Your science journey has taken you from India, to Germany, to the US, then Switzerland and now Luxembourg. What has this frequent moving been like for you and your family?
“International mobility was vital for well-rounded research training – I feel this in retrospect. Over the last 10 years, as I hopped from country to country, little did I know that the experience I gathered will be counted favourably towards my research profile.
"No doubt that mobility and learning under different research environments are important, though frequent change of bases might not be optimal in every case, especially for experimentalists who need time to set things up before results start to come in.
"Experimental research takes time to consolidate, so striking the right balance between mobility and research is important."
"Research stays across different continents can be helpful in developing appropriate communication styles with colleagues and collaborators. Of course, mobility could come in the way of family time and commitments, so support and encouragement from the family is a great blessing. And I had both in plenty!"

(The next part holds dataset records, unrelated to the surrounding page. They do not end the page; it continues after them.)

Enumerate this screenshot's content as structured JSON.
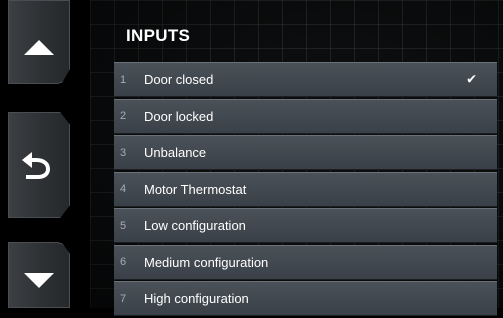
{
  "header": {
    "title": "INPUTS"
  },
  "nav": {
    "up_icon": "triangle-up-icon",
    "back_icon": "undo-arrow-icon",
    "down_icon": "triangle-down-icon"
  },
  "inputs": [
    {
      "number": "1",
      "label": "Door closed",
      "checked": true,
      "check_mark": "✔"
    },
    {
      "number": "2",
      "label": "Door locked",
      "checked": false
    },
    {
      "number": "3",
      "label": "Unbalance",
      "checked": false
    },
    {
      "number": "4",
      "label": "Motor Thermostat",
      "checked": false
    },
    {
      "number": "5",
      "label": "Low configuration",
      "checked": false
    },
    {
      "number": "6",
      "label": "Medium configuration",
      "checked": false
    },
    {
      "number": "7",
      "label": "High configuration",
      "checked": false
    }
  ],
  "colors": {
    "background": "#000000",
    "row_fill": "#434a51",
    "text": "#ffffff",
    "number_text": "#a7adb3",
    "button_fill": "#2e3134"
  }
}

"I am happy that the ATTRACT Fellowship has now given me the stability, and the time to consolidate my research in Luxembourg."
"I do not have immediate plans for research stays elsewhere, however at some point in future, I might like to explore opportunities using FNR’s INTER Mobility grants.”
Anupam Sengupta's journey to ATTRACT
1983: Born (India)
2003 – 2008: BS in Mechanical Engineering and MS in Thermal and Fluids Engineering (Indian Institute of Technology, Bombay, India)
2008 - 2009: Application Engineer working on thin film instabilities and gas entrapment in meso-scale coating and drying processes (Fluid Measurements and Projects Technology GmbH, Germany)
2009 - 2012: PhD in experimental Soft Matter Physics (Max Planck Institute for Dynamics and Self Organization, Germany)
2013 - 2014: Max Planck Institute Postdoctoral Fellow in micro-scale dynamics of liquid crystal flows (Max Planck Institute for Dynamics and Self Organization, Germany)
2014 - 2017: Cross-Disciplinary Fellow, Human Frontier Science Program. Studied the biophysics of microbial nutrient uptake in flow at the Massachusetts Institute of Technology (MIT), USA (2014-15), and ETH Zurich, Switzerland (2015-17)
2017/18: Secures 1.5 MEUR FNR ATTRACT Starting Grant (over 5 years) and relocates to Luxembourg to establish the Sengupta Lab at the University of Luxembourg